| BRIEF |
Count the lines in the records below that contain the word "JSON", and give only that count.
╔══
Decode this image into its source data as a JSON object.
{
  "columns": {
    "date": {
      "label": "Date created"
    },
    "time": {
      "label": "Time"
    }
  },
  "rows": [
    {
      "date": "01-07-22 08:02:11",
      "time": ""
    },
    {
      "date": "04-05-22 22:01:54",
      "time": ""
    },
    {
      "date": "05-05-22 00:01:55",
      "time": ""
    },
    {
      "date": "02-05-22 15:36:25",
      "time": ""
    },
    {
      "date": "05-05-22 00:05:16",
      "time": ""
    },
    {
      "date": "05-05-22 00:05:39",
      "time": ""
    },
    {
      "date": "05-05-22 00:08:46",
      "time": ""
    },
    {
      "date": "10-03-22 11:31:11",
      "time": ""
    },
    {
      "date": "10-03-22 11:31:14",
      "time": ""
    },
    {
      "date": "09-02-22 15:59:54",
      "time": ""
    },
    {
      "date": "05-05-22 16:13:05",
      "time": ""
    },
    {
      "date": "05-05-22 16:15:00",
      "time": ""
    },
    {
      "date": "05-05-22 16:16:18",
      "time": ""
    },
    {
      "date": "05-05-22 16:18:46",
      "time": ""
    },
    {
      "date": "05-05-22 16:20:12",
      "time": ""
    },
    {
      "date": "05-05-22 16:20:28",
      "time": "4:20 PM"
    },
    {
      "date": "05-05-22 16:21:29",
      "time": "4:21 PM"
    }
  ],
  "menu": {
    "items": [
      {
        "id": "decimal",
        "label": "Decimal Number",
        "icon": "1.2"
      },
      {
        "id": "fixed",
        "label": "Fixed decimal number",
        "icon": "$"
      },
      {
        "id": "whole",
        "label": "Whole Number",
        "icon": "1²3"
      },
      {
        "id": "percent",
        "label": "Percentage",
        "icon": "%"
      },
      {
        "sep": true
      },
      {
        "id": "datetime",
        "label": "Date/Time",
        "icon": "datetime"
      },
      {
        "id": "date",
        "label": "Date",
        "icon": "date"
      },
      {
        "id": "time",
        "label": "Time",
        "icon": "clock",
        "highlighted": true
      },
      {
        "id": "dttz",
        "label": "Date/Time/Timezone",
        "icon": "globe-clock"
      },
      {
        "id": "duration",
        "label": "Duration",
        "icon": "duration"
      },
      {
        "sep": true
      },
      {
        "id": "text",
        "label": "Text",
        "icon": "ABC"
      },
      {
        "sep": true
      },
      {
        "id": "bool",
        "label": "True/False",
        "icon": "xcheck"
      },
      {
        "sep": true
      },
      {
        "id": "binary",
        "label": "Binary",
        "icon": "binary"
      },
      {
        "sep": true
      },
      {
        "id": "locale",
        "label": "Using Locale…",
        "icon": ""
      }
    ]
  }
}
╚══
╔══
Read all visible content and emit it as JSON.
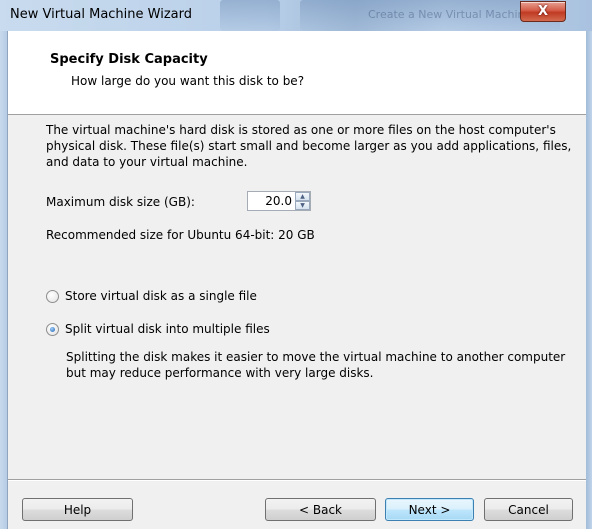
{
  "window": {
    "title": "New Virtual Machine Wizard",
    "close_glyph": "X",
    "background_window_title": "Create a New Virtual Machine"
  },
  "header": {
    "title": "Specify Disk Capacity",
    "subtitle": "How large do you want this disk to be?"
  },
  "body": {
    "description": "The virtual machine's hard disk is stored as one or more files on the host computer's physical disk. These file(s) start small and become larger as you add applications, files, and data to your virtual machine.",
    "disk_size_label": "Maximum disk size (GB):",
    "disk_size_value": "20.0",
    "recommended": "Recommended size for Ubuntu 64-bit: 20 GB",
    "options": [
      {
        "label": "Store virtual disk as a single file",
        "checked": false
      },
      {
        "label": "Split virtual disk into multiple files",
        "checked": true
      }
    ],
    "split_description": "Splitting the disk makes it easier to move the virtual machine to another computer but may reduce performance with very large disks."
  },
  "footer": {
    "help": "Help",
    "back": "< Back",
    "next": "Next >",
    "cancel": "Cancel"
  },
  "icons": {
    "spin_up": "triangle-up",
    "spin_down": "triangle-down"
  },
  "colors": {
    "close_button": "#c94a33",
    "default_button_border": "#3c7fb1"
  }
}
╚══
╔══
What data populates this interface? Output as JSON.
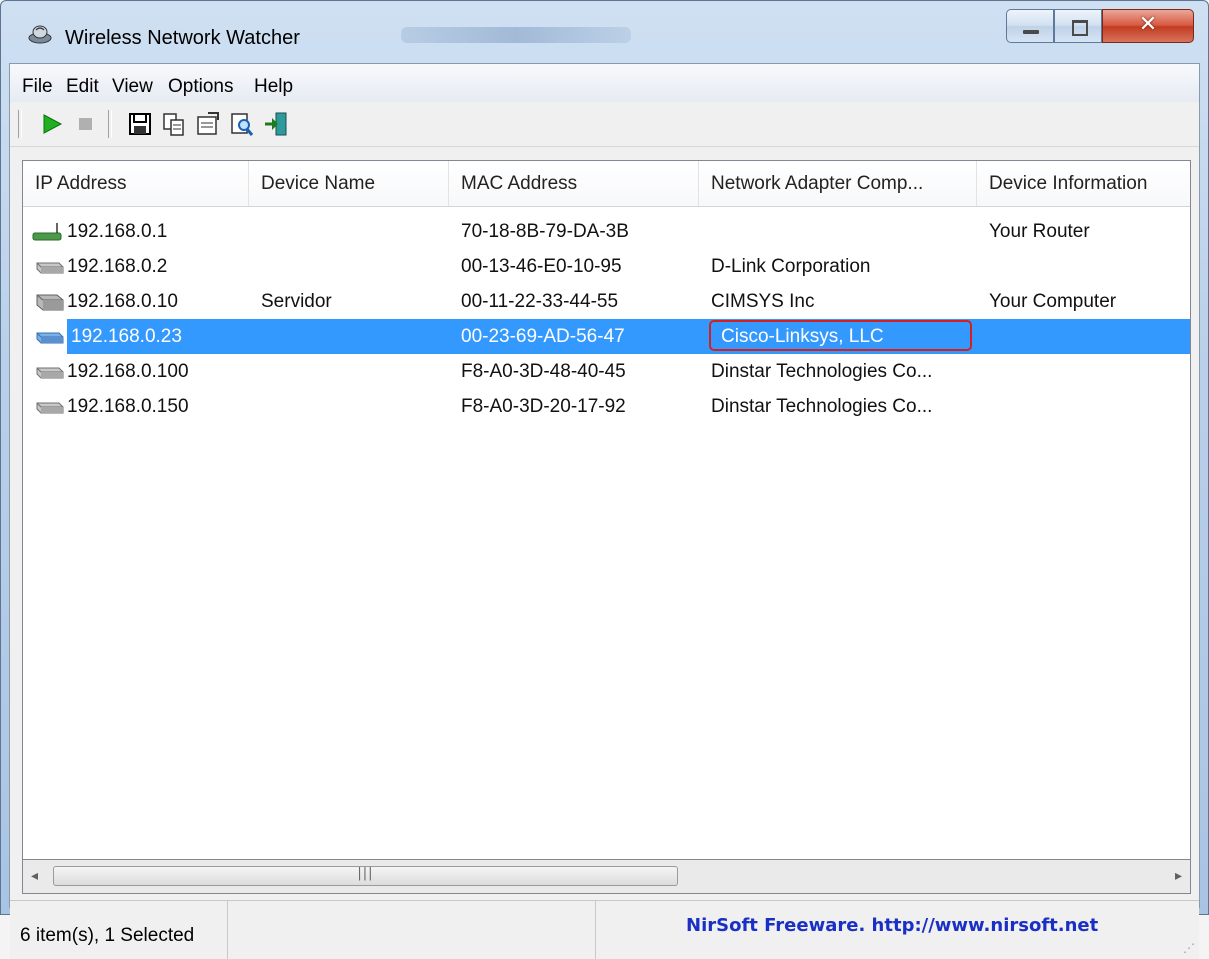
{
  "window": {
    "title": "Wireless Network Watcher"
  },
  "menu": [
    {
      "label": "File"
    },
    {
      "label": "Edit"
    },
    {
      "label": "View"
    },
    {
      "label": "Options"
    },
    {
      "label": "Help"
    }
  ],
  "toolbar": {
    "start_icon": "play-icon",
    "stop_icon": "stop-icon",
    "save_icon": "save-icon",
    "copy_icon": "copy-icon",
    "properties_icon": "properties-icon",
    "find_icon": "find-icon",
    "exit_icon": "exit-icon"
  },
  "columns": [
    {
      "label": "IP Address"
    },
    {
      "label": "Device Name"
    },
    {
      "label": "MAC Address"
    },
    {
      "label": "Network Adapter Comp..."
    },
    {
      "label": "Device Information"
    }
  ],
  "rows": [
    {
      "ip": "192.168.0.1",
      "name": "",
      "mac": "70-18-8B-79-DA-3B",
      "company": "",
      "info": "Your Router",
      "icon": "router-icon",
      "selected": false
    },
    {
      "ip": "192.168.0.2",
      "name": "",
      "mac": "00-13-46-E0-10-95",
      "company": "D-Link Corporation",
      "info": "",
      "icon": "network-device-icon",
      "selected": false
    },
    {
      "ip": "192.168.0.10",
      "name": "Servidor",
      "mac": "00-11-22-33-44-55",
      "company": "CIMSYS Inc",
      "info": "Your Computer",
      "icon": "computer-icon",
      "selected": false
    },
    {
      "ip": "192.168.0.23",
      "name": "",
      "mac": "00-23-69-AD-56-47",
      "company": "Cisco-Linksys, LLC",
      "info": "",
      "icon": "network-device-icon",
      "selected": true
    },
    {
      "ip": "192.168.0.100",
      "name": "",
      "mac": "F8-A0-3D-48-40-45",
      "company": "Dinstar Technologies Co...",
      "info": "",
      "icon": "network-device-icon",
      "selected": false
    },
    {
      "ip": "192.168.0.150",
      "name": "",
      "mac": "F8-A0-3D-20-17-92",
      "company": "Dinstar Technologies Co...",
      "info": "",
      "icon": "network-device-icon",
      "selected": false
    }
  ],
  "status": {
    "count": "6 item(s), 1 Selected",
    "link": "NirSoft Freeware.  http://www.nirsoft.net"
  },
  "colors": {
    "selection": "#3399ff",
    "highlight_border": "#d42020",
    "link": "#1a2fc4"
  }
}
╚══
| REPLY |
3